WHAT YOU HAVE TO DO>
Retype each entry below precisely as it reads.

Data records for software interfaces
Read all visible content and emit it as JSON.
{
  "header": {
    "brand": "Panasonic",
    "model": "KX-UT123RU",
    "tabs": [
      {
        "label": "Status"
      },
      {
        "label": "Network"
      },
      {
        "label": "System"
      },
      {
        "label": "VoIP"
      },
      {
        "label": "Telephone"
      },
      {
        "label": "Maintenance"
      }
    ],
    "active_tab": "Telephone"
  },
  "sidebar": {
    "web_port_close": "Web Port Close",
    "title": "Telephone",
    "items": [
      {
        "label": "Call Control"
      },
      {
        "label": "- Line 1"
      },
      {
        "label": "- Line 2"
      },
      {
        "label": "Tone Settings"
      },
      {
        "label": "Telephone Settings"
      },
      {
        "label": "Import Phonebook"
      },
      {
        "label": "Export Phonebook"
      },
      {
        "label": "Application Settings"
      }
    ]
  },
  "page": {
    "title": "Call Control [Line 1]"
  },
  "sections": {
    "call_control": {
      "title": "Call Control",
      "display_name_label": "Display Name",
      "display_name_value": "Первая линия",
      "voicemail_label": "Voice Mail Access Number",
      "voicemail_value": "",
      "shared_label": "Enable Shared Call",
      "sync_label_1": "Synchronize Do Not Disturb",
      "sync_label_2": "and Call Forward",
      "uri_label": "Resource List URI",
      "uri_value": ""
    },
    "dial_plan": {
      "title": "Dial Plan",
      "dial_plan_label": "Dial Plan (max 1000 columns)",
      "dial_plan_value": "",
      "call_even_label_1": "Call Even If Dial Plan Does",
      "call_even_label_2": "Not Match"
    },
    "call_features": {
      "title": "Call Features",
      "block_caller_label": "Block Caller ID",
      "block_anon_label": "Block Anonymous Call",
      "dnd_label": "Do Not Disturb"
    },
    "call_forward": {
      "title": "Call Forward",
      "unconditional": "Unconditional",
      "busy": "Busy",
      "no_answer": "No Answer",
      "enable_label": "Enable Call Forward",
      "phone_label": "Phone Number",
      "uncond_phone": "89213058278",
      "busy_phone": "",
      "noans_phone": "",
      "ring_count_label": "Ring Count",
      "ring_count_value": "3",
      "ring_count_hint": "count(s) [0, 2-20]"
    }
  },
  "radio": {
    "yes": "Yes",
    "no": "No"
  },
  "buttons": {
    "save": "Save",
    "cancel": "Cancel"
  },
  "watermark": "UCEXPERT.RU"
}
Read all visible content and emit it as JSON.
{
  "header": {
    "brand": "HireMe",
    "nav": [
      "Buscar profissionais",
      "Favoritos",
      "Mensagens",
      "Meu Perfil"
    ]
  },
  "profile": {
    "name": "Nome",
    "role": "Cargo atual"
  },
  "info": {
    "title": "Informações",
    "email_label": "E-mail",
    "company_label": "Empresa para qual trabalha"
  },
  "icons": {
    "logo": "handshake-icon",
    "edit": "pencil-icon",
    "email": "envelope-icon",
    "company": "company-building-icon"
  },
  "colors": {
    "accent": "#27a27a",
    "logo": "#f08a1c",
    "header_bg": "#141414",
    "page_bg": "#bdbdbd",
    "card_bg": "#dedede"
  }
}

TASK RESPONSE>
Read all visible content and emit it as JSON.
{
  "header": {
    "brand": "Panasonic",
    "model": "KX-UT123RU",
    "tabs": [
      {
        "label": "Status"
      },
      {
        "label": "Network"
      },
      {
        "label": "System"
      },
      {
        "label": "VoIP"
      },
      {
        "label": "Telephone"
      },
      {
        "label": "Maintenance"
      }
    ],
    "active_tab": "Telephone"
  },
  "sidebar": {
    "web_port_close": "Web Port Close",
    "title": "Telephone",
    "items": [
      {
        "label": "Call Control"
      },
      {
        "label": "- Line 1"
      },
      {
        "label": "- Line 2"
      },
      {
        "label": "Tone Settings"
      },
      {
        "label": "Telephone Settings"
      },
      {
        "label": "Import Phonebook"
      },
      {
        "label": "Export Phonebook"
      },
      {
        "label": "Application Settings"
      }
    ]
  },
  "page": {
    "title": "Call Control [Line 1]"
  },
  "sections": {
    "call_control": {
      "title": "Call Control",
      "display_name_label": "Display Name",
      "display_name_value": "Первая линия",
      "voicemail_label": "Voice Mail Access Number",
      "voicemail_value": "",
      "shared_label": "Enable Shared Call",
      "sync_label_1": "Synchronize Do Not Disturb",
      "sync_label_2": "and Call Forward",
      "uri_label": "Resource List URI",
      "uri_value": ""
    },
    "dial_plan": {
      "title": "Dial Plan",
      "dial_plan_label": "Dial Plan (max 1000 columns)",
      "dial_plan_value": "",
      "call_even_label_1": "Call Even If Dial Plan Does",
      "call_even_label_2": "Not Match"
    },
    "call_features": {
      "title": "Call Features",
      "block_caller_label": "Block Caller ID",
      "block_anon_label": "Block Anonymous Call",
      "dnd_label": "Do Not Disturb"
    },
    "call_forward": {
      "title": "Call Forward",
      "unconditional": "Unconditional",
      "busy": "Busy",
      "no_answer": "No Answer",
      "enable_label": "Enable Call Forward",
      "phone_label": "Phone Number",
      "uncond_phone": "89213058278",
      "busy_phone": "",
      "noans_phone": "",
      "ring_count_label": "Ring Count",
      "ring_count_value": "3",
      "ring_count_hint": "count(s) [0, 2-20]"
    }
  },
  "radio": {
    "yes": "Yes",
    "no": "No"
  },
  "buttons": {
    "save": "Save",
    "cancel": "Cancel"
  },
  "watermark": "UCEXPERT.RU"
}
Read all visible content and emit it as JSON.
{
  "header": {
    "brand": "HireMe",
    "nav": [
      "Buscar profissionais",
      "Favoritos",
      "Mensagens",
      "Meu Perfil"
    ]
  },
  "profile": {
    "name": "Nome",
    "role": "Cargo atual"
  },
  "info": {
    "title": "Informações",
    "email_label": "E-mail",
    "company_label": "Empresa para qual trabalha"
  },
  "icons": {
    "logo": "handshake-icon",
    "edit": "pencil-icon",
    "email": "envelope-icon",
    "company": "company-building-icon"
  },
  "colors": {
    "accent": "#27a27a",
    "logo": "#f08a1c",
    "header_bg": "#141414",
    "page_bg": "#bdbdbd",
    "card_bg": "#dedede"
  }
}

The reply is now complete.